VIMS announces winners of 2017 Photo Contest

Entries capture wide focus of institute research activities

The Virginia Institute of Marine Science has announced the winners of its 18th annual photo contest, held to recognize the most notable images captured by VIMS faculty, students, and staff while conducting scientific studies in the field and laboratory. 

Caroline Failon took first prize with her photo researching the marshes near West Point, Virginia. Click for larger view.The winner of this year’s grand prize was William & Mary undergraduate Caroline Failon ’19, for an image showing her collecting a smooth cord grass plant in the estuarine marshes near West Point, Virginia. Failon, a Biology major and Mathematics minor, is an intern with VIMS professor David Johnson’s Global Change Ecology Lab group, which studies shallow and intertidal marine ecosystems. The photo depicts the sometimes “dirty” work that VIMS researchers undertake while in the field—in this case, Failon braving marsh mud to retrieve samples for fellow lab associate Serina Seibilan’s experiment. 

Category winners

For this year’s contest, the selection committee awarded winners in categories newly created to best represent the most popular types of images submitted during past competitions. The committee is led by VIMS Publications Manager Sue Stein.
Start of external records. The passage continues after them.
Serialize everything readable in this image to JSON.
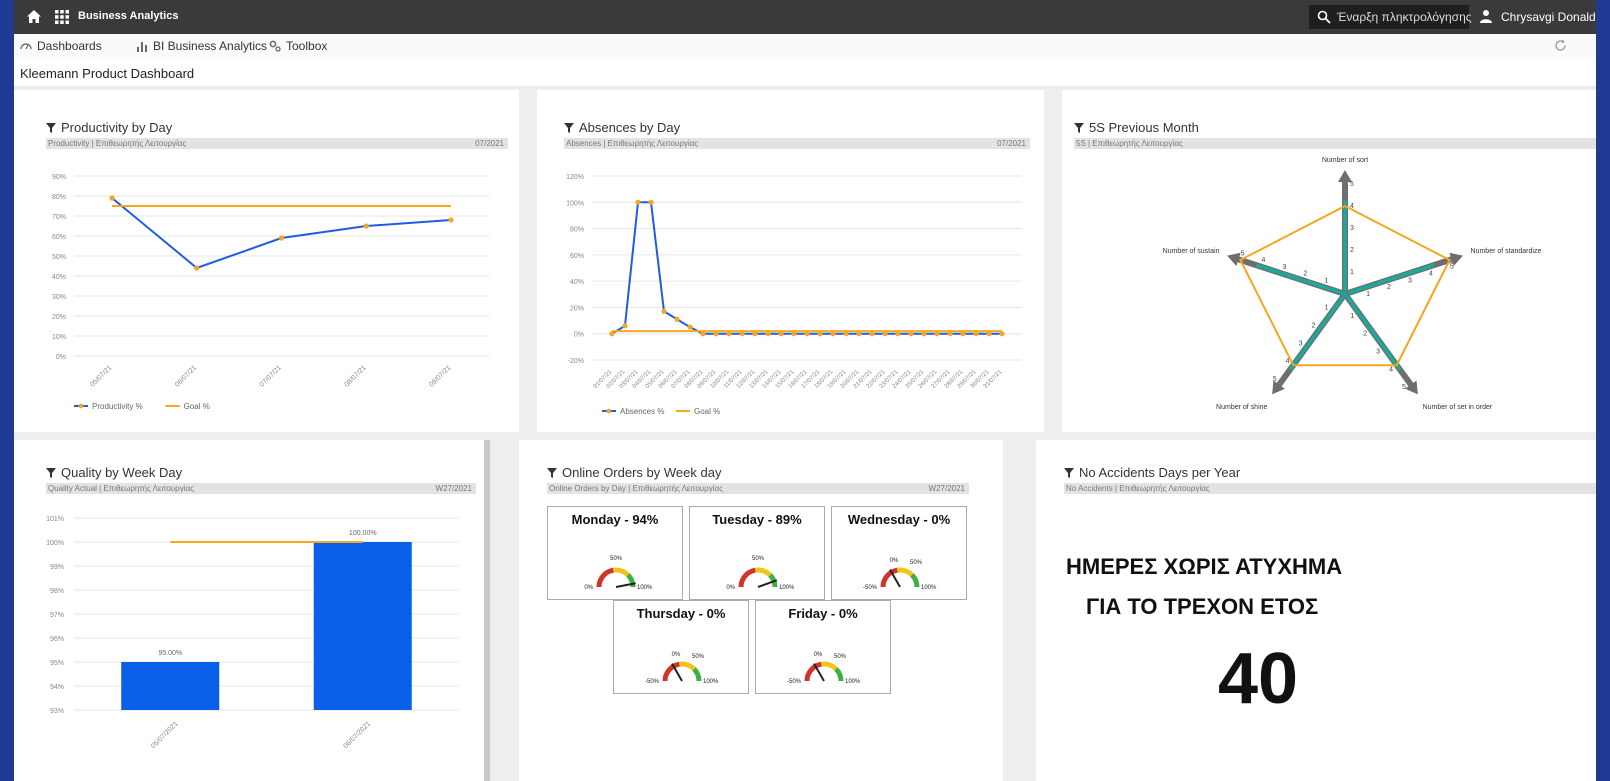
{
  "app": {
    "brand": "Business Analytics"
  },
  "search": {
    "placeholder": "Έναρξη πληκτρολόγησης"
  },
  "user": {
    "name": "Chrysavgi Donaldsi"
  },
  "nav": {
    "dashboards": "Dashboards",
    "bi": "BI Business Analytics",
    "toolbox": "Toolbox"
  },
  "page": {
    "title": "Kleemann Product Dashboard"
  },
  "colors": {
    "series_blue": "#1e5ce6",
    "goal_orange": "#f5a623",
    "bar_blue": "#0a5fe8",
    "radar_teal": "#1aa99a",
    "axis_gray": "#6e6e6e"
  },
  "cards": {
    "productivity": {
      "title": "Productivity by Day",
      "sub_left": "Productivity | Επιθεωρητής Λειτουργίας",
      "sub_right": "07/2021"
    },
    "absences": {
      "title": "Absences by Day",
      "sub_left": "Absences | Επιθεωρητής Λειτουργίας",
      "sub_right": "07/2021"
    },
    "fives": {
      "title": "5S Previous Month",
      "sub_left": "5S | Επιθεωρητής Λειτουργίας",
      "sub_right": ""
    },
    "quality": {
      "title": "Quality by Week Day",
      "sub_left": "Quality Actual | Επιθεωρητής Λειτουργίας",
      "sub_right": "W27/2021"
    },
    "orders": {
      "title": "Online Orders by Week day",
      "sub_left": "Online Orders by Day | Επιθεωρητής Λειτουργίας",
      "sub_right": "W27/2021"
    },
    "accidents": {
      "title": "No Accidents Days per Year",
      "sub_left": "No Accidents | Επιθεωρητής Λειτουργίας",
      "sub_right": ""
    }
  },
  "gauges": [
    {
      "label": "Monday - 94%",
      "value": 94,
      "min_label": "0%",
      "mid_label": "50%",
      "max_label": "100%"
    },
    {
      "label": "Tuesday - 89%",
      "value": 89,
      "min_label": "0%",
      "mid_label": "50%",
      "max_label": "100%"
    },
    {
      "label": "Wednesday - 0%",
      "value": 0,
      "min_label": "-50%",
      "mid_label": "50%",
      "zero_label": "0%",
      "max_label": "100%"
    },
    {
      "label": "Thursday - 0%",
      "value": 0,
      "min_label": "-50%",
      "mid_label": "50%",
      "zero_label": "0%",
      "max_label": "100%"
    },
    {
      "label": "Friday - 0%",
      "value": 0,
      "min_label": "-50%",
      "mid_label": "50%",
      "zero_label": "0%",
      "max_label": "100%"
    }
  ],
  "accidents": {
    "line1": "ΗΜΕΡΕΣ ΧΩΡΙΣ ΑΤΥΧΗΜΑ",
    "line2": "ΓΙΑ ΤΟ ΤΡΕΧΟΝ ΕΤΟΣ",
    "value": "40"
  },
  "chart_data": [
    {
      "type": "line",
      "title": "Productivity by Day",
      "x": [
        "05/07/21",
        "06/07/21",
        "07/07/21",
        "08/07/21",
        "09/07/21"
      ],
      "series": [
        {
          "name": "Productivity %",
          "values": [
            79,
            44,
            59,
            65,
            68
          ]
        },
        {
          "name": "Goal %",
          "values": [
            75,
            75,
            75,
            75,
            75
          ]
        }
      ],
      "yticks": [
        "0%",
        "10%",
        "20%",
        "30%",
        "40%",
        "50%",
        "60%",
        "70%",
        "80%",
        "90%"
      ],
      "ylim": [
        0,
        90
      ],
      "grid": true,
      "legend": "bottom"
    },
    {
      "type": "line",
      "title": "Absences by Day",
      "x": [
        "01/07/21",
        "02/07/21",
        "03/07/21",
        "04/07/21",
        "05/07/21",
        "06/07/21",
        "07/07/21",
        "08/07/21",
        "09/07/21",
        "10/07/21",
        "11/07/21",
        "12/07/21",
        "13/07/21",
        "14/07/21",
        "15/07/21",
        "16/07/21",
        "17/07/21",
        "18/07/21",
        "19/07/21",
        "20/07/21",
        "21/07/21",
        "22/07/21",
        "23/07/21",
        "24/07/21",
        "25/07/21",
        "26/07/21",
        "27/07/21",
        "28/07/21",
        "29/07/21",
        "30/07/21",
        "31/07/21"
      ],
      "series": [
        {
          "name": "Absences %",
          "values": [
            0,
            6,
            100,
            100,
            17,
            11,
            5,
            0,
            0,
            0,
            0,
            0,
            0,
            0,
            0,
            0,
            0,
            0,
            0,
            0,
            0,
            0,
            0,
            0,
            0,
            0,
            0,
            0,
            0,
            0,
            0
          ]
        },
        {
          "name": "Goal %",
          "values": [
            2,
            2,
            2,
            2,
            2,
            2,
            2,
            2,
            2,
            2,
            2,
            2,
            2,
            2,
            2,
            2,
            2,
            2,
            2,
            2,
            2,
            2,
            2,
            2,
            2,
            2,
            2,
            2,
            2,
            2,
            2
          ]
        }
      ],
      "yticks": [
        "-20%",
        "0%",
        "20%",
        "40%",
        "60%",
        "80%",
        "100%",
        "120%"
      ],
      "ylim": [
        -20,
        120
      ],
      "grid": true,
      "legend": "bottom"
    },
    {
      "type": "radar",
      "title": "5S Previous Month",
      "axes": [
        "Number of sort",
        "Number of standardize",
        "Number of set in order",
        "Number of shine",
        "Number of sustain"
      ],
      "rmax": 5,
      "ticks": [
        "1",
        "2",
        "3",
        "4",
        "5"
      ],
      "series": [
        {
          "name": "",
          "values": [
            4,
            5,
            4,
            4,
            5
          ]
        }
      ]
    },
    {
      "type": "bar",
      "title": "Quality by Week Day",
      "categories": [
        "05/07/2021",
        "06/07/2021"
      ],
      "values": [
        95.0,
        100.0
      ],
      "data_labels": [
        "95.00%",
        "100.00%"
      ],
      "goal": 100,
      "yticks": [
        "93%",
        "94%",
        "95%",
        "96%",
        "97%",
        "98%",
        "99%",
        "100%",
        "101%"
      ],
      "ylim": [
        93,
        101
      ],
      "grid": true
    }
  ]
}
Diego Biston Vas' photo of a color-enhanced oyster toadfish took first prize in the "Microscopic" category. Click for a larger view.In the “Microscopic” category, VIMS Ph.D. student Diego Biston Vas took top prize for his color-enhanced image of an oyster toadfish as viewed through a Zeiss microscope in VIMS’ Fisheries Anatomy Laboratory. Vas typically uses CAT scans to unlock the mysteries of toadfish anatomy, but for this image used a more traditional method that stains bones red and cartilage blue. Such techniques are used by researchers at fish collections around the world—including the Nunnally Ichthyology Collection at VIMS.

VIMS Laboratory & Research Aide Paula Dye took first prize in the “People at Work” category for her picture of graduate student Robert Isdell practicing his cast-net skills in the Ware River near Gloucester Courthouse. Isdell, a Ph.D. student advised by VIMS professors Donna Bilkovic and Carl Hershner, studies the interactions between humans and the environment throughout Chesapeake Bay.
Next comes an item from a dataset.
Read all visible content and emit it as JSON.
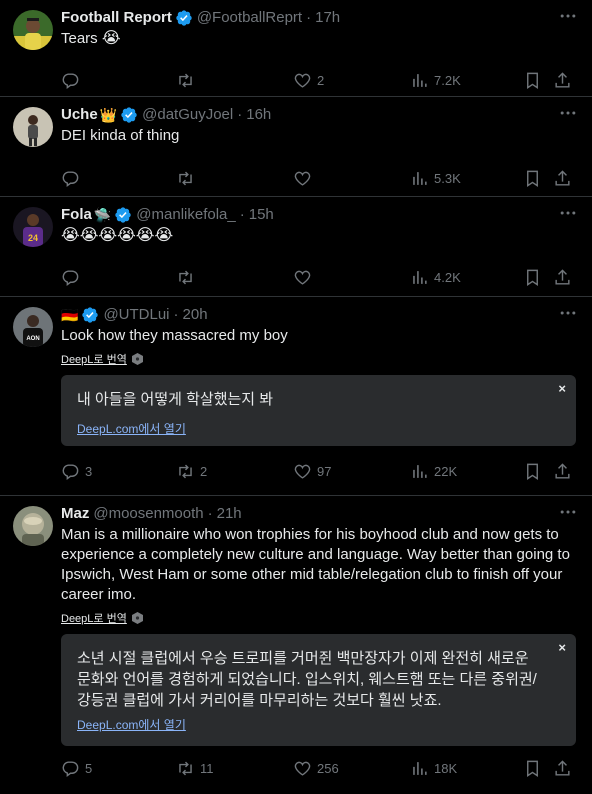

Alynda Miller's photo of an Speckled Crab along the Hatteras Island coastline won the "Marine Life" category prize. Click for a larger view.Alynda Miller, a lab & research specialist with the Chesapeake Bay National Estuarine Research Reserve at VIMS, got the nod in the “Marine Life” category for her picture of an Speckled Crab (Arenaeus cribrarius) along the Hatteras Island coastline in North Carolina, while VIMS professor Mary Fabrizio’s photo of a sunrise over the York River received the “Seascape/Landscape/Scenic” category prize.

Honorable mentions

The selection committee also awarded four honorable mentions in this year’s contest.

  • Jenny Dreyer—Calm day along Chesapeake Bay
  • Lisa Kellogg—Eclipse watching aboard the R/V Osprey
  • Gail Schwieterman—Clearnose skates (Raja eglanteria) in the lab
  • Rochelle Seitz—Oysters in Wachapreague

According to Stein, the large number of captivating images in this year’s contest made it difficult to choose the winners. “I was impressed with the different landscapes and subjects captured by this year’s participants and greatly appreciate their efforts,” she says. Staff in VIMS’ News & Media Services office use the submitted photos for publications, outreach materials, and website pages. 

VIMS Dean and Director John Wells says he was impressed by this year’s entries and commends the “great representation of the breadth and scope of both lab and fieldwork undertaken by VIMS scientists both locally and globally.”

To view high-resolution versions of this year’s winning entries, visit the VIMS Flickr page at